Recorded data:
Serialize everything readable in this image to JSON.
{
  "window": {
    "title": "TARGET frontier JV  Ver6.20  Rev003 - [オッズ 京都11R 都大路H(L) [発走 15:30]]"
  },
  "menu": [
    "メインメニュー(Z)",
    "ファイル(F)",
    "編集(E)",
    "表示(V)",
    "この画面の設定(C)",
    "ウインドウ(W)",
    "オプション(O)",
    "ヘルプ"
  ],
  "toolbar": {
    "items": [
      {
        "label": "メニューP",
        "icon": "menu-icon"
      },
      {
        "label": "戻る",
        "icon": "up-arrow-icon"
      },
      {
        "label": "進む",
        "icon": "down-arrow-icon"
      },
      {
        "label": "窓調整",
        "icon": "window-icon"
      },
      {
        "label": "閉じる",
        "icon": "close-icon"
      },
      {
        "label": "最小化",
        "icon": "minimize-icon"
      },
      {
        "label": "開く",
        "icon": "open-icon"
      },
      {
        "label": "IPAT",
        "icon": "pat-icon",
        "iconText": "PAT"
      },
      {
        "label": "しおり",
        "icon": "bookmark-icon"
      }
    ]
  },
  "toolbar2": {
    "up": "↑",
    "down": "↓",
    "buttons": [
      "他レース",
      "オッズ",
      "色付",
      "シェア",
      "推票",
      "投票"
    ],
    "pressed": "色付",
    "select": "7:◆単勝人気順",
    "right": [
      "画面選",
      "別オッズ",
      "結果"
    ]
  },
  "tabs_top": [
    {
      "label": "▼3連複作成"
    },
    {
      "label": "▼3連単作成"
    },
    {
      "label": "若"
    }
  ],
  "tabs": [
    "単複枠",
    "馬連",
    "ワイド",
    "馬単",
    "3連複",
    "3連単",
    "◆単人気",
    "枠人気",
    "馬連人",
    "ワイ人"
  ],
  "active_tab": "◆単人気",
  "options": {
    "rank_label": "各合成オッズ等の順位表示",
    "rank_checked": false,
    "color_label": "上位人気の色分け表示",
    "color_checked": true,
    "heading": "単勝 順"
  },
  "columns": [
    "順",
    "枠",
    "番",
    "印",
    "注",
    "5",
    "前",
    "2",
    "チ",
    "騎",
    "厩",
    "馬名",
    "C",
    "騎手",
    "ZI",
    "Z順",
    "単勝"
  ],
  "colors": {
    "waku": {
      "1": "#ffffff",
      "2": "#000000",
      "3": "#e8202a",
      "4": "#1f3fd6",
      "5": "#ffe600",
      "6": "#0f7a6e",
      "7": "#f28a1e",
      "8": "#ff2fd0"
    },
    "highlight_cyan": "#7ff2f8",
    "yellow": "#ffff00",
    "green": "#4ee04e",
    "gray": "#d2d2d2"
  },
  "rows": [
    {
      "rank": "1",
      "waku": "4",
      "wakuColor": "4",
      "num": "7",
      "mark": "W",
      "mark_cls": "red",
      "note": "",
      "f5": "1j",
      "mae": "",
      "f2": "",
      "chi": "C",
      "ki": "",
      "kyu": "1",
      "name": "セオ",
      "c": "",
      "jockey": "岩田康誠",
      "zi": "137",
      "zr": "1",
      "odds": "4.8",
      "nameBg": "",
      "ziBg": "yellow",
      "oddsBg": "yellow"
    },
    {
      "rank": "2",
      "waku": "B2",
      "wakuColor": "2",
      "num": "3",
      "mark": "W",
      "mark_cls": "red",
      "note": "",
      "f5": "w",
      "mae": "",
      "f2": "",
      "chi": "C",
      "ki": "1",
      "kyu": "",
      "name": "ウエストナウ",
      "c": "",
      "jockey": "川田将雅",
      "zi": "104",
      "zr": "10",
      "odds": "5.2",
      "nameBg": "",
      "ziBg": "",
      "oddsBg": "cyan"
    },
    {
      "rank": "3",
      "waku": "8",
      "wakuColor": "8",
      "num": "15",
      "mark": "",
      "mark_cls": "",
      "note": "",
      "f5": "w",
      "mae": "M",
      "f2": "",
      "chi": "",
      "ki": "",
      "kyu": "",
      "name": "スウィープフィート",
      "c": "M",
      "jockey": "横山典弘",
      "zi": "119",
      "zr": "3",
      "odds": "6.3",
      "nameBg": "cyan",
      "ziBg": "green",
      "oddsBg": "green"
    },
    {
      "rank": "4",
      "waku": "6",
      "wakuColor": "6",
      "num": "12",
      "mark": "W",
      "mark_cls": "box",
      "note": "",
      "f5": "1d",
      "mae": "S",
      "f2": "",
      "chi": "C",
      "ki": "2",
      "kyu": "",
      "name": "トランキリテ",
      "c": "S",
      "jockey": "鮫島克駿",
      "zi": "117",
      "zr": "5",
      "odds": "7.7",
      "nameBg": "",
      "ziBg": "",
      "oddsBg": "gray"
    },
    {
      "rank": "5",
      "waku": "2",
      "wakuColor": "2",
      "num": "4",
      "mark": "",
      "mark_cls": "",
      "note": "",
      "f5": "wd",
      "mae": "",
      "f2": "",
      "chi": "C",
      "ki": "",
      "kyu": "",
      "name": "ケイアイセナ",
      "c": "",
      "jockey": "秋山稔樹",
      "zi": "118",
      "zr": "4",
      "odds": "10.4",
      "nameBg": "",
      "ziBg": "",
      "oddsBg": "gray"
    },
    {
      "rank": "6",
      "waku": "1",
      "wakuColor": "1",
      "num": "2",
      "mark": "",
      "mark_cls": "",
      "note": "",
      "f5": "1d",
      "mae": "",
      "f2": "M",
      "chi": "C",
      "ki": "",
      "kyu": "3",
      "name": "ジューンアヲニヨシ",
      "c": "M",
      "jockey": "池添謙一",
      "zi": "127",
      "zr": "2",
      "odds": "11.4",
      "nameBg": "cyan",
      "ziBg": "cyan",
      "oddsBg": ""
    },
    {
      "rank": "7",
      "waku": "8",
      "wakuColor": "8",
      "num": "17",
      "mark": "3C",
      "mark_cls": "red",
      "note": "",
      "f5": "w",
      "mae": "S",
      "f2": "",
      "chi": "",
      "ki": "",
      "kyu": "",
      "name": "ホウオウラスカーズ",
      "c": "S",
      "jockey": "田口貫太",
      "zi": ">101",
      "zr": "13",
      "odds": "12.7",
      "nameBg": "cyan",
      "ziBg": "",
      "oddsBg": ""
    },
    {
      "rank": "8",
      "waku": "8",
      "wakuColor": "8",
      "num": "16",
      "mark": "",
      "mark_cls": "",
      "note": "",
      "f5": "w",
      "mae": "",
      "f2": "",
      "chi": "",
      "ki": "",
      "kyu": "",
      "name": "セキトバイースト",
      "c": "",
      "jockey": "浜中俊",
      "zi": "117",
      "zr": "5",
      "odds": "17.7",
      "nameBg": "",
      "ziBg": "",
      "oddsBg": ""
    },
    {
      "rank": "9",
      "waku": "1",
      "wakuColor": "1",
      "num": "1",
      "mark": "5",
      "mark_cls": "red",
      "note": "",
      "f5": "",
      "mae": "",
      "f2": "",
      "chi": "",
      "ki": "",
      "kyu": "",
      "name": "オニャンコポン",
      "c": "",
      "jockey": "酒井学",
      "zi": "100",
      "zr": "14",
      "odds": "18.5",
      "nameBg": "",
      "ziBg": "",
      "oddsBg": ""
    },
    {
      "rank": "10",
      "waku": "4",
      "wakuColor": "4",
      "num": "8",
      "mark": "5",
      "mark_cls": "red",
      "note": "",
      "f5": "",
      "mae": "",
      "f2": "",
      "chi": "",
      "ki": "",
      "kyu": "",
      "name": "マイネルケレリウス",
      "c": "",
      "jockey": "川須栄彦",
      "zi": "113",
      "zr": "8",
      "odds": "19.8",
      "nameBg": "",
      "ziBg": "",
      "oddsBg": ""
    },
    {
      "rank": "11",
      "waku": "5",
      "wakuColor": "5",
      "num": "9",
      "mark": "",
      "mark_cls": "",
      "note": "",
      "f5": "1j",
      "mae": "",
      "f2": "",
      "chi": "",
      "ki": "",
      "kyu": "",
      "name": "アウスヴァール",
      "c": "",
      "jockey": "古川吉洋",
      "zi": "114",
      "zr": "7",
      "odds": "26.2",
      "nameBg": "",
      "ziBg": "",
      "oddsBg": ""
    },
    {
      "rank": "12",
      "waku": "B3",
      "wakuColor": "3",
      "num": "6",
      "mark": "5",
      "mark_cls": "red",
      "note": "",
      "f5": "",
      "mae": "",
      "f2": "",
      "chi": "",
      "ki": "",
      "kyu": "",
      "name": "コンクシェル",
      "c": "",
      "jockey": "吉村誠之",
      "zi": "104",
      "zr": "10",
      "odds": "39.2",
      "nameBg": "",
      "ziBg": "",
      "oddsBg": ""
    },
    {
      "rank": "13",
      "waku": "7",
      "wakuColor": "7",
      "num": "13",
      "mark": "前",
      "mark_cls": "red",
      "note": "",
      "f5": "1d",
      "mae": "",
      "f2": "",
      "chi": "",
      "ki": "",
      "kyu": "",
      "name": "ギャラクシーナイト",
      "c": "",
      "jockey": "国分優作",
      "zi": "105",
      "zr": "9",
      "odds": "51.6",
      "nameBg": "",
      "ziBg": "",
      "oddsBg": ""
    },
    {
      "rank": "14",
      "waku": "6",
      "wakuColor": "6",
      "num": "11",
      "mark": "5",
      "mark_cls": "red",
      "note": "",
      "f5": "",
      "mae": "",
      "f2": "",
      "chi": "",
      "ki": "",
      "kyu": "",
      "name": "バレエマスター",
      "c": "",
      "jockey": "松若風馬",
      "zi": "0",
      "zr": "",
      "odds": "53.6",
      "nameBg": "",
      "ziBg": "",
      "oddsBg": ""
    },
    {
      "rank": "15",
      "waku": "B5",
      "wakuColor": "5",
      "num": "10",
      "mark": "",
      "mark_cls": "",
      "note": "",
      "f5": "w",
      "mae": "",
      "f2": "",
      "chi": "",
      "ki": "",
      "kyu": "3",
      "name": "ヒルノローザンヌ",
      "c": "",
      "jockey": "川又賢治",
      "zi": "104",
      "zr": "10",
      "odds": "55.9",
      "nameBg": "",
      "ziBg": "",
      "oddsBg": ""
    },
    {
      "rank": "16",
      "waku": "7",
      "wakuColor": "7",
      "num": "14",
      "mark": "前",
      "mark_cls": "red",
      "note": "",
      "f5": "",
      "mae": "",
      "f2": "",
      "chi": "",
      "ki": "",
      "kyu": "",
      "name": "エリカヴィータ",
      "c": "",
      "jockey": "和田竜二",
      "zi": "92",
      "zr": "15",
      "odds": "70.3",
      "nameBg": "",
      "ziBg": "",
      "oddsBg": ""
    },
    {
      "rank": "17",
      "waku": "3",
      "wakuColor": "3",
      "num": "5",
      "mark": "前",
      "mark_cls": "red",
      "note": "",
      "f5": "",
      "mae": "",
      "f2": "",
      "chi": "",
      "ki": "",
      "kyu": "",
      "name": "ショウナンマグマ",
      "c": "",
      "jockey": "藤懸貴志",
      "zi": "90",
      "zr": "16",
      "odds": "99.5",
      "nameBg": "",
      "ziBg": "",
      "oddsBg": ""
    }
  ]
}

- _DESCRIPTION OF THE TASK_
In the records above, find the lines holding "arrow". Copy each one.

- _ANSWER TO THE EXERCISE_
        "icon": "up-arrow-icon"
        "icon": "down-arrow-icon"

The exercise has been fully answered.